── THE RECORDS ──
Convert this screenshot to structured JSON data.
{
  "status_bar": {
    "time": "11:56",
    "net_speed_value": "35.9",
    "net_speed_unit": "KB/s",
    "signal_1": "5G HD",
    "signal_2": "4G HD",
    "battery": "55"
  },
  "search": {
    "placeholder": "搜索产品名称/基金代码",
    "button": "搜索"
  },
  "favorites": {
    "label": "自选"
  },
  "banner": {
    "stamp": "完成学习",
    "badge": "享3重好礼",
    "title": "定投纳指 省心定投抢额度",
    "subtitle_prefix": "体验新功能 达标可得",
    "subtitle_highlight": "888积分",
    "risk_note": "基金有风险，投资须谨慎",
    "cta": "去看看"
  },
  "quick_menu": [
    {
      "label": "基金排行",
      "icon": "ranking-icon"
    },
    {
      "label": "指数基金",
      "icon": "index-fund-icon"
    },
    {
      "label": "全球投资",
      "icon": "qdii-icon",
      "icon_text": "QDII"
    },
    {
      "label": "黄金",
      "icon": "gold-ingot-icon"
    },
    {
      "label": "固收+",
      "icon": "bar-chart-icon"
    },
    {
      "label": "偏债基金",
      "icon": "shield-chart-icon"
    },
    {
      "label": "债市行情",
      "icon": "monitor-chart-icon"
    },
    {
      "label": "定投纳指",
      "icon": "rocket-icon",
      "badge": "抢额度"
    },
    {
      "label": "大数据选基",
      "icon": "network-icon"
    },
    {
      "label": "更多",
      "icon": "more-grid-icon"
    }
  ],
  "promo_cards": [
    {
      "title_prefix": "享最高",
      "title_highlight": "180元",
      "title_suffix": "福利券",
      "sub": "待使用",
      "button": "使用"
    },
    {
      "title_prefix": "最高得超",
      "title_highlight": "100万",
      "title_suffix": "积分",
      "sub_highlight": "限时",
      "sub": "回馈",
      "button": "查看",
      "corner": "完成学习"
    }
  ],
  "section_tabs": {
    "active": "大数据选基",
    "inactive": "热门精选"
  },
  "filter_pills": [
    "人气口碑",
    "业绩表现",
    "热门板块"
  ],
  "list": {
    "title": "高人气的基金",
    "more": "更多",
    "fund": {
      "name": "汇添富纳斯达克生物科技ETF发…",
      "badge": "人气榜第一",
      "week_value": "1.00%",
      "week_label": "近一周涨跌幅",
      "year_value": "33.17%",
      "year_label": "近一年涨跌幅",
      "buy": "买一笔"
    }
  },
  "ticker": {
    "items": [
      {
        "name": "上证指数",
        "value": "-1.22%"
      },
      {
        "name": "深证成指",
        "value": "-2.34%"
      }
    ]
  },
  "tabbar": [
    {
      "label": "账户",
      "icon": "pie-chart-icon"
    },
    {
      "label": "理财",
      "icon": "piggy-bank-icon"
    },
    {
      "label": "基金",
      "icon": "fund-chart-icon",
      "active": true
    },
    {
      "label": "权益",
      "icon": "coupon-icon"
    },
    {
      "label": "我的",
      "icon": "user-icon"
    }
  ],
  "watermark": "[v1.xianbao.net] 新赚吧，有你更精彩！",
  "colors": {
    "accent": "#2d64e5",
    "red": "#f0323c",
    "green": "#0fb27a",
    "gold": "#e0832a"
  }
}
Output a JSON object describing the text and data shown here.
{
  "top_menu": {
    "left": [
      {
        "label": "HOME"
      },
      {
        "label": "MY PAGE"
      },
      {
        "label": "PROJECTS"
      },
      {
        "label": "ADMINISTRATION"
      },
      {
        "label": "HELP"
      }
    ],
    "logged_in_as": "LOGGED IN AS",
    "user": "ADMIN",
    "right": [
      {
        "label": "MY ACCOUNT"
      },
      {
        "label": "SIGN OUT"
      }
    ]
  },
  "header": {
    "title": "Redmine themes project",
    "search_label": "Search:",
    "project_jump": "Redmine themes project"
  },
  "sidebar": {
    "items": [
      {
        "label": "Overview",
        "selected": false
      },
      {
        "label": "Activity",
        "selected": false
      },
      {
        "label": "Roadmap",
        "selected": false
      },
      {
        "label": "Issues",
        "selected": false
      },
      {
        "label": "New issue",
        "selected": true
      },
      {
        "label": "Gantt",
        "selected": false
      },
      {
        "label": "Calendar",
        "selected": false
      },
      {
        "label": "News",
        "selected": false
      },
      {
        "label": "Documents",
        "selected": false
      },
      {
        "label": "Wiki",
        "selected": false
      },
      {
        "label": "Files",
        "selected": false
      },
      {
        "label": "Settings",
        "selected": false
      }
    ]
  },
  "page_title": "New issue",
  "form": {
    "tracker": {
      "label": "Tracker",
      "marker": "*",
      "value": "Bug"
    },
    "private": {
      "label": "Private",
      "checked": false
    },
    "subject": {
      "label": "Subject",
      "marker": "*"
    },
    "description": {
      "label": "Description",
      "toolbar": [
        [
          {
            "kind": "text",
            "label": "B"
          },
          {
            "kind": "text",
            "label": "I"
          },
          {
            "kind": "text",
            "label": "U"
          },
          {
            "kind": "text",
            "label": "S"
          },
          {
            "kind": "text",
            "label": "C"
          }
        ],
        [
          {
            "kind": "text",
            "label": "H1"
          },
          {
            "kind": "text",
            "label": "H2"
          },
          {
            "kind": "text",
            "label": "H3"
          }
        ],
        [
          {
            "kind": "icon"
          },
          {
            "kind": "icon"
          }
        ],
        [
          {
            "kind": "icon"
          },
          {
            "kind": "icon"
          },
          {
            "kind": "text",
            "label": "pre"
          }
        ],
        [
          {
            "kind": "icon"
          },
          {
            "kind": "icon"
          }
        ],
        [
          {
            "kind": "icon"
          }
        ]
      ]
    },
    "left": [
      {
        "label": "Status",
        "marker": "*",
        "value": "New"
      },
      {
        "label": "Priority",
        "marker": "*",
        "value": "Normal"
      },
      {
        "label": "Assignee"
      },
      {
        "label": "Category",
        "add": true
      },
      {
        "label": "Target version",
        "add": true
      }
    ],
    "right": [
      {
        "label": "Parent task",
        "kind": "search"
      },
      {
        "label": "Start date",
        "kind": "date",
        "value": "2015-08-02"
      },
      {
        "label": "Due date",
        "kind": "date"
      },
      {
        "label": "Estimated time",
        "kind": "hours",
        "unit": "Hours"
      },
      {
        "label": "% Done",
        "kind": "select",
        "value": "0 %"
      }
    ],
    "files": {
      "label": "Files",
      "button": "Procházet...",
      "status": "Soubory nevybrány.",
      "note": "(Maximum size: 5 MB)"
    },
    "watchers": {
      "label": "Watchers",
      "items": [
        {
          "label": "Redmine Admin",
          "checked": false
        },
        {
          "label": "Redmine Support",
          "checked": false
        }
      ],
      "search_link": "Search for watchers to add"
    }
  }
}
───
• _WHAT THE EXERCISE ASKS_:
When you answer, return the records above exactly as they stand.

• _SOLUTION TO THE EXERCISE_:
Convert this screenshot to structured JSON data.
{
  "status_bar": {
    "time": "11:56",
    "net_speed_value": "35.9",
    "net_speed_unit": "KB/s",
    "signal_1": "5G HD",
    "signal_2": "4G HD",
    "battery": "55"
  },
  "search": {
    "placeholder": "搜索产品名称/基金代码",
    "button": "搜索"
  },
  "favorites": {
    "label": "自选"
  },
  "banner": {
    "stamp": "完成学习",
    "badge": "享3重好礼",
    "title": "定投纳指 省心定投抢额度",
    "subtitle_prefix": "体验新功能 达标可得",
    "subtitle_highlight": "888积分",
    "risk_note": "基金有风险，投资须谨慎",
    "cta": "去看看"
  },
  "quick_menu": [
    {
      "label": "基金排行",
      "icon": "ranking-icon"
    },
    {
      "label": "指数基金",
      "icon": "index-fund-icon"
    },
    {
      "label": "全球投资",
      "icon": "qdii-icon",
      "icon_text": "QDII"
    },
    {
      "label": "黄金",
      "icon": "gold-ingot-icon"
    },
    {
      "label": "固收+",
      "icon": "bar-chart-icon"
    },
    {
      "label": "偏债基金",
      "icon": "shield-chart-icon"
    },
    {
      "label": "债市行情",
      "icon": "monitor-chart-icon"
    },
    {
      "label": "定投纳指",
      "icon": "rocket-icon",
      "badge": "抢额度"
    },
    {
      "label": "大数据选基",
      "icon": "network-icon"
    },
    {
      "label": "更多",
      "icon": "more-grid-icon"
    }
  ],
  "promo_cards": [
    {
      "title_prefix": "享最高",
      "title_highlight": "180元",
      "title_suffix": "福利券",
      "sub": "待使用",
      "button": "使用"
    },
    {
      "title_prefix": "最高得超",
      "title_highlight": "100万",
      "title_suffix": "积分",
      "sub_highlight": "限时",
      "sub": "回馈",
      "button": "查看",
      "corner": "完成学习"
    }
  ],
  "section_tabs": {
    "active": "大数据选基",
    "inactive": "热门精选"
  },
  "filter_pills": [
    "人气口碑",
    "业绩表现",
    "热门板块"
  ],
  "list": {
    "title": "高人气的基金",
    "more": "更多",
    "fund": {
      "name": "汇添富纳斯达克生物科技ETF发…",
      "badge": "人气榜第一",
      "week_value": "1.00%",
      "week_label": "近一周涨跌幅",
      "year_value": "33.17%",
      "year_label": "近一年涨跌幅",
      "buy": "买一笔"
    }
  },
  "ticker": {
    "items": [
      {
        "name": "上证指数",
        "value": "-1.22%"
      },
      {
        "name": "深证成指",
        "value": "-2.34%"
      }
    ]
  },
  "tabbar": [
    {
      "label": "账户",
      "icon": "pie-chart-icon"
    },
    {
      "label": "理财",
      "icon": "piggy-bank-icon"
    },
    {
      "label": "基金",
      "icon": "fund-chart-icon",
      "active": true
    },
    {
      "label": "权益",
      "icon": "coupon-icon"
    },
    {
      "label": "我的",
      "icon": "user-icon"
    }
  ],
  "watermark": "[v1.xianbao.net] 新赚吧，有你更精彩！",
  "colors": {
    "accent": "#2d64e5",
    "red": "#f0323c",
    "green": "#0fb27a",
    "gold": "#e0832a"
  }
}
Output a JSON object describing the text and data shown here.
{
  "top_menu": {
    "left": [
      {
        "label": "HOME"
      },
      {
        "label": "MY PAGE"
      },
      {
        "label": "PROJECTS"
      },
      {
        "label": "ADMINISTRATION"
      },
      {
        "label": "HELP"
      }
    ],
    "logged_in_as": "LOGGED IN AS",
    "user": "ADMIN",
    "right": [
      {
        "label": "MY ACCOUNT"
      },
      {
        "label": "SIGN OUT"
      }
    ]
  },
  "header": {
    "title": "Redmine themes project",
    "search_label": "Search:",
    "project_jump": "Redmine themes project"
  },
  "sidebar": {
    "items": [
      {
        "label": "Overview",
        "selected": false
      },
      {
        "label": "Activity",
        "selected": false
      },
      {
        "label": "Roadmap",
        "selected": false
      },
      {
        "label": "Issues",
        "selected": false
      },
      {
        "label": "New issue",
        "selected": true
      },
      {
        "label": "Gantt",
        "selected": false
      },
      {
        "label": "Calendar",
        "selected": false
      },
      {
        "label": "News",
        "selected": false
      },
      {
        "label": "Documents",
        "selected": false
      },
      {
        "label": "Wiki",
        "selected": false
      },
      {
        "label": "Files",
        "selected": false
      },
      {
        "label": "Settings",
        "selected": false
      }
    ]
  },
  "page_title": "New issue",
  "form": {
    "tracker": {
      "label": "Tracker",
      "marker": "*",
      "value": "Bug"
    },
    "private": {
      "label": "Private",
      "checked": false
    },
    "subject": {
      "label": "Subject",
      "marker": "*"
    },
    "description": {
      "label": "Description",
      "toolbar": [
        [
          {
            "kind": "text",
            "label": "B"
          },
          {
            "kind": "text",
            "label": "I"
          },
          {
            "kind": "text",
            "label": "U"
          },
          {
            "kind": "text",
            "label": "S"
          },
          {
            "kind": "text",
            "label": "C"
          }
        ],
        [
          {
            "kind": "text",
            "label": "H1"
          },
          {
            "kind": "text",
            "label": "H2"
          },
          {
            "kind": "text",
            "label": "H3"
          }
        ],
        [
          {
            "kind": "icon"
          },
          {
            "kind": "icon"
          }
        ],
        [
          {
            "kind": "icon"
          },
          {
            "kind": "icon"
          },
          {
            "kind": "text",
            "label": "pre"
          }
        ],
        [
          {
            "kind": "icon"
          },
          {
            "kind": "icon"
          }
        ],
        [
          {
            "kind": "icon"
          }
        ]
      ]
    },
    "left": [
      {
        "label": "Status",
        "marker": "*",
        "value": "New"
      },
      {
        "label": "Priority",
        "marker": "*",
        "value": "Normal"
      },
      {
        "label": "Assignee"
      },
      {
        "label": "Category",
        "add": true
      },
      {
        "label": "Target version",
        "add": true
      }
    ],
    "right": [
      {
        "label": "Parent task",
        "kind": "search"
      },
      {
        "label": "Start date",
        "kind": "date",
        "value": "2015-08-02"
      },
      {
        "label": "Due date",
        "kind": "date"
      },
      {
        "label": "Estimated time",
        "kind": "hours",
        "unit": "Hours"
      },
      {
        "label": "% Done",
        "kind": "select",
        "value": "0 %"
      }
    ],
    "files": {
      "label": "Files",
      "button": "Procházet...",
      "status": "Soubory nevybrány.",
      "note": "(Maximum size: 5 MB)"
    },
    "watchers": {
      "label": "Watchers",
      "items": [
        {
          "label": "Redmine Admin",
          "checked": false
        },
        {
          "label": "Redmine Support",
          "checked": false
        }
      ],
      "search_link": "Search for watchers to add"
    }
  }
}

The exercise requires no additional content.